P&F: Speaking of Madonna, we discovered that you’ve had an ‘intermezzo’ with The Queen of Pop (sorry, had to bring that one up!). How did that happen and what can you tell us about her?
Lucho: Hahaha! Yeah! It all started in Buenos Aires, she was there for a concert. I think I went to the concert on Friday and on Monday I was at a casting for Electric Youth Magazine. The photographer Steven Klein invited me to meet Madonna that night at her hotel, where she was given a goodbye party. You bet I accepted the invitation! I was super impressed, didn’t really know what to tell her, but she was lovely, incredibly open and natural, she never made me feel uncomfortable. One year later, Steven Klein asked me to do that campaign for Dolce & Gabbana I mentioned. They didn’t tell me Madonna was featuring in the campaign until shortly before we started shooting. It was in New York. I was already at the venue when she arrived. When she got out of the limousine you could literally feel the tension in the crowd, people were electrified! And then she just came up to me, and gave me that jaw-dropping hello-kiss! She just blew my mind! I couldn’t believe she had remembered me after so long and we had hardly talked to each other in Buenos Aires! She is amazing! Anyways, after that, my life totally changed. I would really like to meet her again someday to thank her for everything. I am super grateful to her!
P&F: Wow! I hope you can meet her again one day! Lucho, how and where do you visualize yourself in 10 years, with your careers, and Ciro growing up?
Lucho: I really have no idea what will happen in 2 months, I couldn’t tell you where I’ll be in 10 years! My life mantra is equilibrium. The equilibrium between the past and the future is the present. This is where I stand. Look, I have this tattoo on my arm, it is a scale in equilibrium. It means that the past is over and the future is yet to begin. This is who I am.
P&F: What in your opinion is the most important difference or advantage between your life concept and a more traditional lifestyle?
Lucho: I feel alive. Life is here to be lived, to try, to fail, to experiment. If I can’t try, I die. Monotony kills me. So, I guess it’s that freedom.
P&F: What would be your advice for people in search of their calling in life and an alternative lifestyle?
Lucho: You can’t just change your life. You need to first change inside.
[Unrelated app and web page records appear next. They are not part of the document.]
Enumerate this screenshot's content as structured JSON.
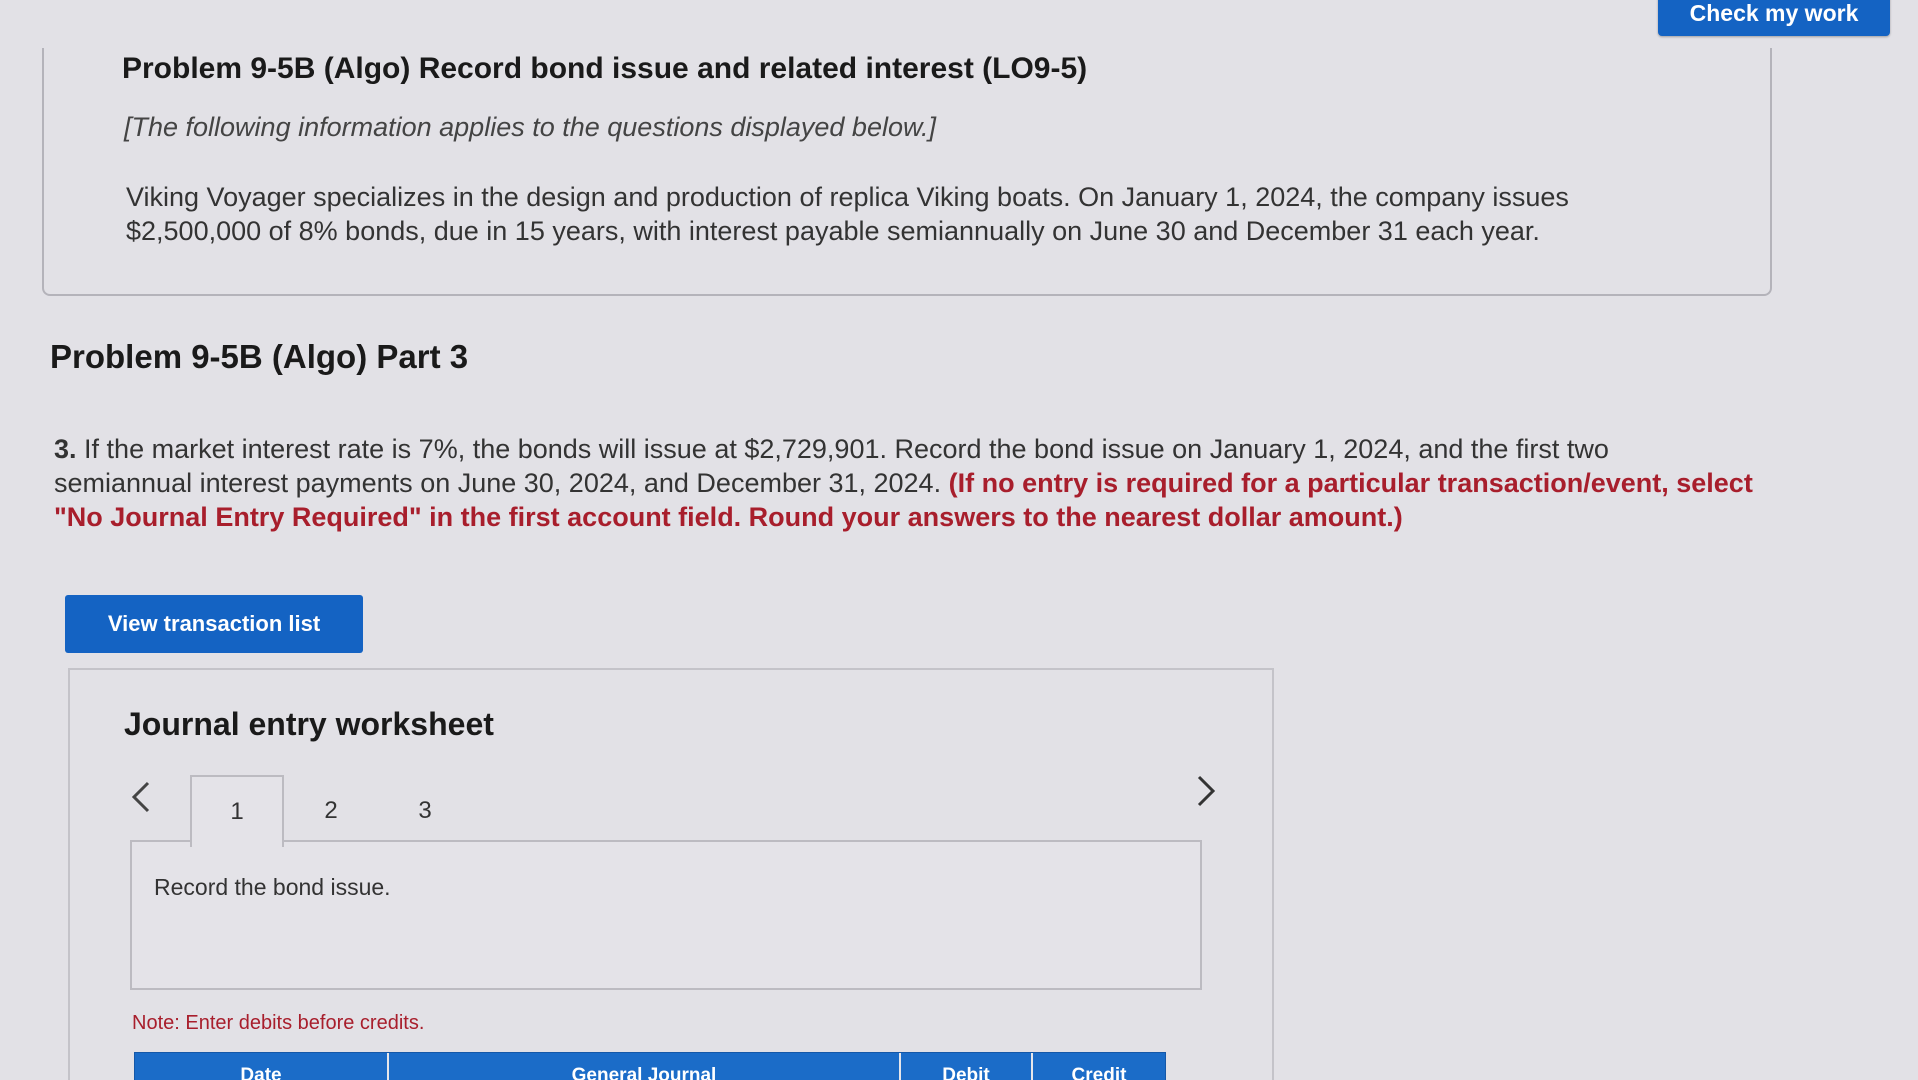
{
  "header": {
    "check_button": "Check my work"
  },
  "info": {
    "title": "Problem 9-5B (Algo) Record bond issue and related interest (LO9-5)",
    "note": "[The following information applies to the questions displayed below.]",
    "body": "Viking Voyager specializes in the design and production of replica Viking boats. On January 1, 2024, the company issues $2,500,000 of 8% bonds, due in 15 years, with interest payable semiannually on June 30 and December 31 each year."
  },
  "part": {
    "title": "Problem 9-5B (Algo) Part 3"
  },
  "question": {
    "number": "3.",
    "text": "If the market interest rate is 7%, the bonds will issue at $2,729,901. Record the bond issue on January 1, 2024, and the first two semiannual interest payments on June 30, 2024, and December 31, 2024.",
    "instruction": "(If no entry is required for a particular transaction/event, select \"No Journal Entry Required\" in the first account field. Round your answers to the nearest dollar amount.)"
  },
  "view_button": "View transaction list",
  "worksheet": {
    "title": "Journal entry worksheet",
    "prev_icon": "chevron-left-icon",
    "next_icon": "chevron-right-icon",
    "tabs": [
      {
        "label": "1",
        "active": true
      },
      {
        "label": "2",
        "active": false
      },
      {
        "label": "3",
        "active": false
      }
    ],
    "entry_text": "Record the bond issue.",
    "note": "Note: Enter debits before credits.",
    "columns": [
      "Date",
      "General Journal",
      "Debit",
      "Credit"
    ]
  },
  "colors": {
    "button_blue": "#1463c3",
    "instruction_red": "#a81e2c",
    "background": "#e2e1e6"
  }
}
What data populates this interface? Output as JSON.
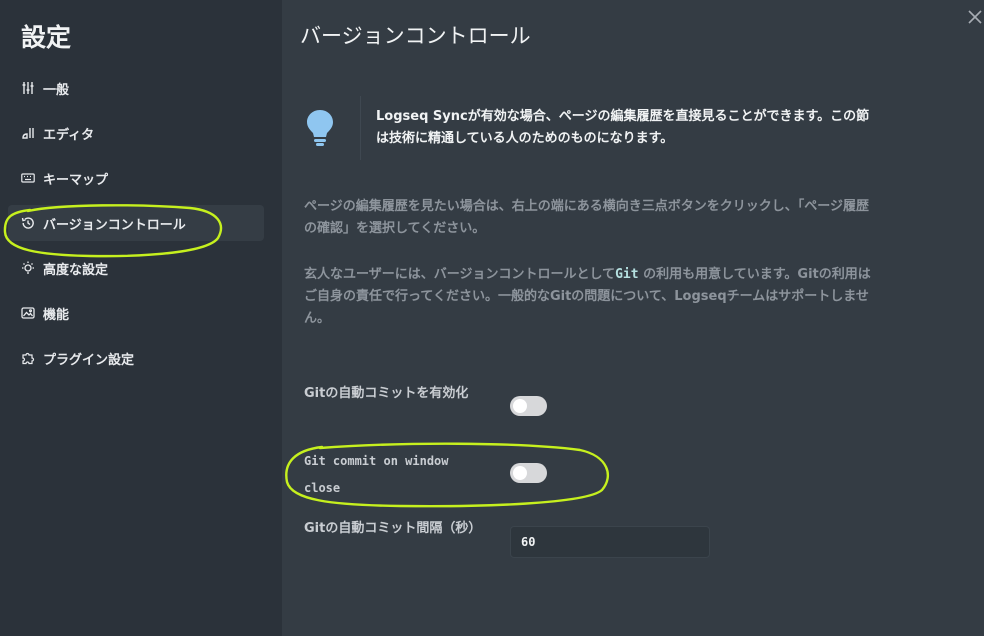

We all grew up tied in very specific social bonds like our attachment to our parents and friends, commitments of all kinds, and the belief in conventional values and achievements. It is hard to free yourself from those bonds. One is always afraid to fail or to face society’s judgment. But failing is learning. Change inside and things are going to change around you, resolve the bonds step by step.
P&F: Thank you for your time, and all the best for your next adventure!